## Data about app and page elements
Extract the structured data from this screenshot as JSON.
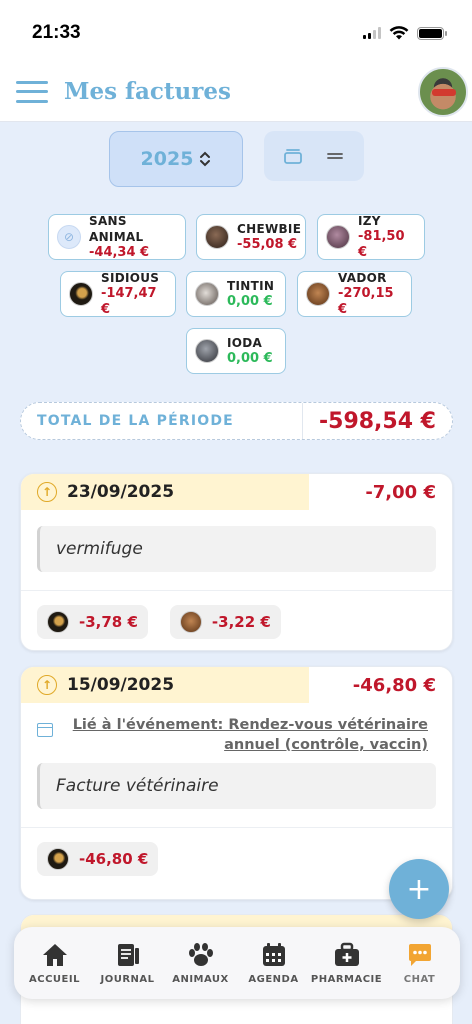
{
  "status_bar": {
    "time": "21:33"
  },
  "header": {
    "title": "Mes factures"
  },
  "year_select": {
    "value": "2025"
  },
  "animals": [
    {
      "name": "SANS ANIMAL",
      "amount": "-44,34 €",
      "kind": "neg",
      "color": "#dde9fa"
    },
    {
      "name": "CHEWBIE",
      "amount": "-55,08 €",
      "kind": "neg",
      "color": "#3b2a22"
    },
    {
      "name": "IZY",
      "amount": "-81,50 €",
      "kind": "neg",
      "color": "#6b4a5a"
    },
    {
      "name": "SIDIOUS",
      "amount": "-147,47 €",
      "kind": "neg",
      "color": "#2b2418"
    },
    {
      "name": "TINTIN",
      "amount": "0,00 €",
      "kind": "zero",
      "color": "#8a7f78"
    },
    {
      "name": "VADOR",
      "amount": "-270,15 €",
      "kind": "neg",
      "color": "#7a4b2a"
    },
    {
      "name": "IODA",
      "amount": "0,00 €",
      "kind": "zero",
      "color": "#4d4f55"
    }
  ],
  "total": {
    "label": "TOTAL DE LA PÉRIODE",
    "value": "-598,54 €"
  },
  "invoices": [
    {
      "date": "23/09/2025",
      "amount": "-7,00 €",
      "note": "vermifuge",
      "pets": [
        {
          "amount": "-3,78 €",
          "color": "#2b2418"
        },
        {
          "amount": "-3,22 €",
          "color": "#7a4b2a"
        }
      ]
    },
    {
      "date": "15/09/2025",
      "amount": "-46,80 €",
      "event_link": "Lié à l'événement: Rendez-vous vétérinaire annuel (contrôle, vaccin)",
      "note": "Facture vétérinaire",
      "pets": [
        {
          "amount": "-46,80 €",
          "color": "#2b2418"
        }
      ]
    }
  ],
  "fab": {
    "label": "+"
  },
  "nav": [
    {
      "label": "ACCUEIL",
      "icon": "home-icon"
    },
    {
      "label": "JOURNAL",
      "icon": "journal-icon"
    },
    {
      "label": "ANIMAUX",
      "icon": "paw-icon"
    },
    {
      "label": "AGENDA",
      "icon": "calendar-icon"
    },
    {
      "label": "PHARMACIE",
      "icon": "medkit-icon"
    },
    {
      "label": "CHAT",
      "icon": "chat-icon"
    }
  ],
  "colors": {
    "accent": "#6fb1d8",
    "negative": "#c0172b",
    "positive": "#2cb95a",
    "chat": "#f2a533"
  }
}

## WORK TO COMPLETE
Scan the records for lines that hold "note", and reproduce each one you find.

## OUTPUT OF THE TASK
      "note": "vermifuge",
      "note": "Facture vétérinaire",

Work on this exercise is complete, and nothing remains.